'''

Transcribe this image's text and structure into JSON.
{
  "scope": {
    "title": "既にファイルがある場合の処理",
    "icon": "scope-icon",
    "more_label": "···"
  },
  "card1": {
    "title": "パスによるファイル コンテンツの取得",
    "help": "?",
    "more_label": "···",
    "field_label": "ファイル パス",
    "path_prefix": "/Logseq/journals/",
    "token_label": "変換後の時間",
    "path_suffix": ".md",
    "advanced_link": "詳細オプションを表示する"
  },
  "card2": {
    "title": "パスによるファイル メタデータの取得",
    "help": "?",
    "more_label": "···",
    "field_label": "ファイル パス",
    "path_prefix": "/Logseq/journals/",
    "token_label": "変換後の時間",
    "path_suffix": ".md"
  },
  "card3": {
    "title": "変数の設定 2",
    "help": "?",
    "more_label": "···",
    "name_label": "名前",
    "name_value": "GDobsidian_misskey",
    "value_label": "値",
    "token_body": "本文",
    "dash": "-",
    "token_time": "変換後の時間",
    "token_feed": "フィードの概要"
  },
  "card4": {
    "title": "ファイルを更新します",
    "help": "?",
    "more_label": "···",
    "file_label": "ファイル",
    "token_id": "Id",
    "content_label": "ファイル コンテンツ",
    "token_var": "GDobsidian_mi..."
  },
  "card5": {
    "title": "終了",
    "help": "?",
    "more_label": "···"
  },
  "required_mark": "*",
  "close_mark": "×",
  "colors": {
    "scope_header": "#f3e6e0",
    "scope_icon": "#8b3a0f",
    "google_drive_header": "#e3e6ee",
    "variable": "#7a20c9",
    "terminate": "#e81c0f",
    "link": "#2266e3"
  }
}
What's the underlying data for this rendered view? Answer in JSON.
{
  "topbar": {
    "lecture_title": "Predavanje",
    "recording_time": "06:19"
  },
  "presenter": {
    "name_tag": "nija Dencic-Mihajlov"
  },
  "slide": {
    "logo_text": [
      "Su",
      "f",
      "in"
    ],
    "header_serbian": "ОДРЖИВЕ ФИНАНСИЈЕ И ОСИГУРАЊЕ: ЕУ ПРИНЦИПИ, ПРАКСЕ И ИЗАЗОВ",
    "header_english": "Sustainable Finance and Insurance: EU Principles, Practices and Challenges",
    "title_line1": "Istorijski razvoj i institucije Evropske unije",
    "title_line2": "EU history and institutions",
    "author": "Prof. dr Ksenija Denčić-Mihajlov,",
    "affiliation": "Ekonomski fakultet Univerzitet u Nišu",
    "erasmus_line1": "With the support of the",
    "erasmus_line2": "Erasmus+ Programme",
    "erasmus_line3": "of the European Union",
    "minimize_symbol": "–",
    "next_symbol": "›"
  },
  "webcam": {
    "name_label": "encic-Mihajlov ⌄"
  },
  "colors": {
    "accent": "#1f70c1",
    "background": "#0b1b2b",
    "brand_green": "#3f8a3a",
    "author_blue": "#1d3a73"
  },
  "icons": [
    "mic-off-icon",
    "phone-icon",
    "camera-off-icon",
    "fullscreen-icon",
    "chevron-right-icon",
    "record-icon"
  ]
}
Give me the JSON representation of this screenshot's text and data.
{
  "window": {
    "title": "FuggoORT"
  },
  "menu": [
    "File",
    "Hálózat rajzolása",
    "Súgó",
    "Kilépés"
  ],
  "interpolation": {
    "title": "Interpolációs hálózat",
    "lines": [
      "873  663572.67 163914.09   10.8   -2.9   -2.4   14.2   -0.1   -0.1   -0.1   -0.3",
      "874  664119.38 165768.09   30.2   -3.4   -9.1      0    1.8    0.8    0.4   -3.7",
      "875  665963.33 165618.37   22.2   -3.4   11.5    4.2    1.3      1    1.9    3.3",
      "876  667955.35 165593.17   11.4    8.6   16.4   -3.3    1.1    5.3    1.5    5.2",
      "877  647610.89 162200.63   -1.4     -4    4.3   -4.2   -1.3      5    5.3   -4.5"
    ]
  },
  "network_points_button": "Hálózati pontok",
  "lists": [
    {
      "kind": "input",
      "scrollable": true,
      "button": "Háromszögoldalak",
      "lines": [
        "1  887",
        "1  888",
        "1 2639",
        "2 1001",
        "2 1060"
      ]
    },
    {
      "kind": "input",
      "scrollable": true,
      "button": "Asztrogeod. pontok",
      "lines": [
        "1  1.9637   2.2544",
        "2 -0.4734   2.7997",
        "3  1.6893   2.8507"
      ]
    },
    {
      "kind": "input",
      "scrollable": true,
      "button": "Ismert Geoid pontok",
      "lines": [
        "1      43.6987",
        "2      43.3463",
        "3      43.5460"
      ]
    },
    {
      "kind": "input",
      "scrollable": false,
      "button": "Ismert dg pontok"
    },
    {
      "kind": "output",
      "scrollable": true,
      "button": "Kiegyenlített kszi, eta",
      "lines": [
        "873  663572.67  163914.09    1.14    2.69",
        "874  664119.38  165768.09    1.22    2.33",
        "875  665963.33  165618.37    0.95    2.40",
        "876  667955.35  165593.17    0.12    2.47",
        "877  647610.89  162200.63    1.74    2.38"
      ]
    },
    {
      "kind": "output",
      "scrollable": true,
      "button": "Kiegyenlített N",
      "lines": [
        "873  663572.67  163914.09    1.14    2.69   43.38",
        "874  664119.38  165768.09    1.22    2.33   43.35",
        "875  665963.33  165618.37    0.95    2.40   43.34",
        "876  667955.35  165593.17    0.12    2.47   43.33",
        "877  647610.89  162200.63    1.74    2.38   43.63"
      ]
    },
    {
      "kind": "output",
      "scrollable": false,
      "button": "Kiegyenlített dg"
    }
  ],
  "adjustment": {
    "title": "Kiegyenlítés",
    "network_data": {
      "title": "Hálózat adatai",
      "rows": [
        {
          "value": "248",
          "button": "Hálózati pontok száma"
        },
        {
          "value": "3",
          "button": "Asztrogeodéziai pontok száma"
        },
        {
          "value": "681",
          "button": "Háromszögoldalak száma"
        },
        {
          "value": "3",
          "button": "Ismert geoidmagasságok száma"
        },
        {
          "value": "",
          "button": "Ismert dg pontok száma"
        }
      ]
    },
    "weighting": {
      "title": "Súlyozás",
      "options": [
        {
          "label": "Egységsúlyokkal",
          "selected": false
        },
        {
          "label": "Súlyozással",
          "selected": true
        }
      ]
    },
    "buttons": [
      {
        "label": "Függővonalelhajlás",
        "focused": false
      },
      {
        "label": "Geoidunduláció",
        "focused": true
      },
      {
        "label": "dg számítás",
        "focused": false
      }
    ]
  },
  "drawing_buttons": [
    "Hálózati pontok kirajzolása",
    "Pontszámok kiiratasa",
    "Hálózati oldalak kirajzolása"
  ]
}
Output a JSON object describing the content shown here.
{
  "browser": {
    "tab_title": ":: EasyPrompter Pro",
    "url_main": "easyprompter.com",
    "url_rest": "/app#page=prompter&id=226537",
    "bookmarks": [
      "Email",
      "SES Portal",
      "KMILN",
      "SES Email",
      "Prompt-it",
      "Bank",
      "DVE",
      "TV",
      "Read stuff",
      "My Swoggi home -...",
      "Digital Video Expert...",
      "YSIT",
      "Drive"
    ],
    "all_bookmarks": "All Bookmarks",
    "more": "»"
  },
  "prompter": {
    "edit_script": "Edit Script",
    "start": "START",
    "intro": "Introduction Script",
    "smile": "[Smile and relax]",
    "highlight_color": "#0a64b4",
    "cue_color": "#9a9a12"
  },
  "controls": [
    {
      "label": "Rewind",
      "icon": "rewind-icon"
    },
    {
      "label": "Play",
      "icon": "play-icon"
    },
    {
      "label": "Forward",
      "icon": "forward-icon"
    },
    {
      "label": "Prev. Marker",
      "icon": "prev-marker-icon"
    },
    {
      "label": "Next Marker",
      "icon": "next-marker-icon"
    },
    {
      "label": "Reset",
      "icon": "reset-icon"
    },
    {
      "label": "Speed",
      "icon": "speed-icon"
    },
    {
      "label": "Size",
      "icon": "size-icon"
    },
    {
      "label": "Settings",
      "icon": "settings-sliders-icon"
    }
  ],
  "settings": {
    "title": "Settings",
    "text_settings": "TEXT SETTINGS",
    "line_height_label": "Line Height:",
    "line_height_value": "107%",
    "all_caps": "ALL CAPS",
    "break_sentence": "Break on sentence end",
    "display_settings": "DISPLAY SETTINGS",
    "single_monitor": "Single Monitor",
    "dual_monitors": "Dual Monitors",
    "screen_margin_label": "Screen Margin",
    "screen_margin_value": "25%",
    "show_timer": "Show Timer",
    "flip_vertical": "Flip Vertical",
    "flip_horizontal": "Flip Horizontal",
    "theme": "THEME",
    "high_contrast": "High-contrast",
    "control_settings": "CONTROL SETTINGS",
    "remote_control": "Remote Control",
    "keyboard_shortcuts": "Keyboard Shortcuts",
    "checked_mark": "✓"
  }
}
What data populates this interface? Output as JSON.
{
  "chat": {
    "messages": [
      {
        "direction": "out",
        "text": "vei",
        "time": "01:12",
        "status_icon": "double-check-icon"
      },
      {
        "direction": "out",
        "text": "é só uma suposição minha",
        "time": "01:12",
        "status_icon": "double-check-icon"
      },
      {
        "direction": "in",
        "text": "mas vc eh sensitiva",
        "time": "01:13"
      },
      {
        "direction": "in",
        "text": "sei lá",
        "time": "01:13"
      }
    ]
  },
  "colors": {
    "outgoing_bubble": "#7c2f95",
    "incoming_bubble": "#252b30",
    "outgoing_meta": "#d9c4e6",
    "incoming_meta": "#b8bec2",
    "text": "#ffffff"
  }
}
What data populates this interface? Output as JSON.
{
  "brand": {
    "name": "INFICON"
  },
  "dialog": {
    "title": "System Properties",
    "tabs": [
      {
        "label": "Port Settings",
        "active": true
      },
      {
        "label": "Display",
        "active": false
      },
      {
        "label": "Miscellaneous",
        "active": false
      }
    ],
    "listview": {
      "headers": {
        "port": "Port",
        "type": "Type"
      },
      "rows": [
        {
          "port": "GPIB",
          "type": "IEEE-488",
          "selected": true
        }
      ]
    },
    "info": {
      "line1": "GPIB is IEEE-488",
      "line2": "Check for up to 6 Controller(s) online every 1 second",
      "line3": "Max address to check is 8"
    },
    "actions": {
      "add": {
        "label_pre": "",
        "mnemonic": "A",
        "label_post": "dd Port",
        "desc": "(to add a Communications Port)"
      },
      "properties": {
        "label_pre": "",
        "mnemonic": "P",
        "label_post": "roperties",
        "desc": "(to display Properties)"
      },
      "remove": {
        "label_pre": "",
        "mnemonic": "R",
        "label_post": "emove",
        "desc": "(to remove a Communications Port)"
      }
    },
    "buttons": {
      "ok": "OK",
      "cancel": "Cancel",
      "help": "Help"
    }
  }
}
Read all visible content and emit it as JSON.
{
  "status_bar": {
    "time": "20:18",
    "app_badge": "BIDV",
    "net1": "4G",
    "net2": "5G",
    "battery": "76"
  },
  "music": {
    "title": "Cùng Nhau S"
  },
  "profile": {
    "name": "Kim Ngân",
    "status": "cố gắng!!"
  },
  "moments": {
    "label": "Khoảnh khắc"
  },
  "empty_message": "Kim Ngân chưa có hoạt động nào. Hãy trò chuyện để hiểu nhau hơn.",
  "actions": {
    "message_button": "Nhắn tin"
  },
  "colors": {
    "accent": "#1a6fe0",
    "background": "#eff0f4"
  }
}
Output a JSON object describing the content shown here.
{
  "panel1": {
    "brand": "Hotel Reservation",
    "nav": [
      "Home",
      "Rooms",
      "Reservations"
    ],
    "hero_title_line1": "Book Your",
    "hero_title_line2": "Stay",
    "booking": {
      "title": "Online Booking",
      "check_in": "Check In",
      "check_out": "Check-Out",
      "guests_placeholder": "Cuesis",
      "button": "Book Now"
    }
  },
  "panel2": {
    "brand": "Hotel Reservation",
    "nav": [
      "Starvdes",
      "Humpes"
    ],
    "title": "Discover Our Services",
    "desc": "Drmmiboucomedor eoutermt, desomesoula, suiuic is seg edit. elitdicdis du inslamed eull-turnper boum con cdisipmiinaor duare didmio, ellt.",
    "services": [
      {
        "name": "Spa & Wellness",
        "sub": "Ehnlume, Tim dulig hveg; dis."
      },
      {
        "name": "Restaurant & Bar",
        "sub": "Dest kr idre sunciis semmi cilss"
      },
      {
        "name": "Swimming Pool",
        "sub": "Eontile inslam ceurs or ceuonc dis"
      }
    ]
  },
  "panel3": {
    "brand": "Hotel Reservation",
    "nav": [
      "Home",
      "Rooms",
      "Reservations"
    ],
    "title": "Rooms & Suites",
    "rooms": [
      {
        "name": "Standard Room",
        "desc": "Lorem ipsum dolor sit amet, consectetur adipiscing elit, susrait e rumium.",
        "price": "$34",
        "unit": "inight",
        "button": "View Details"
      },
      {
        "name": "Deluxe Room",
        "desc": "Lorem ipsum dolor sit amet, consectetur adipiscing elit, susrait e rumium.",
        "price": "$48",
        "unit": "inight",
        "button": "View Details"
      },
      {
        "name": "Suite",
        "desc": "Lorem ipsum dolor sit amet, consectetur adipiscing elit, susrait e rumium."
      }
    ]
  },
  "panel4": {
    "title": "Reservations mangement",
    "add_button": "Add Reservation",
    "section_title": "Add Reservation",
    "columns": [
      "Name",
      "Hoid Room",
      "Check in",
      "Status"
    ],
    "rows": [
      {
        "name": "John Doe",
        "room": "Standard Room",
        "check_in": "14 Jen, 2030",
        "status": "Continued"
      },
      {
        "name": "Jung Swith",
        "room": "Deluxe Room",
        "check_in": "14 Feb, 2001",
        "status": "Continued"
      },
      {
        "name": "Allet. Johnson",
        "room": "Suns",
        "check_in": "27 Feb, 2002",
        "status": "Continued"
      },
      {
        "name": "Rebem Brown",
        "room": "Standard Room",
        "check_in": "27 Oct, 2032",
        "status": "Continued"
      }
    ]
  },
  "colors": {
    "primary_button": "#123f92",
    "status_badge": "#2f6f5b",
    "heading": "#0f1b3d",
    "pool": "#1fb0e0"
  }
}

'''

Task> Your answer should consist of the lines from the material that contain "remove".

Answer to the exercise>
      "remove": {
        "desc": "(to remove a Communications Port)"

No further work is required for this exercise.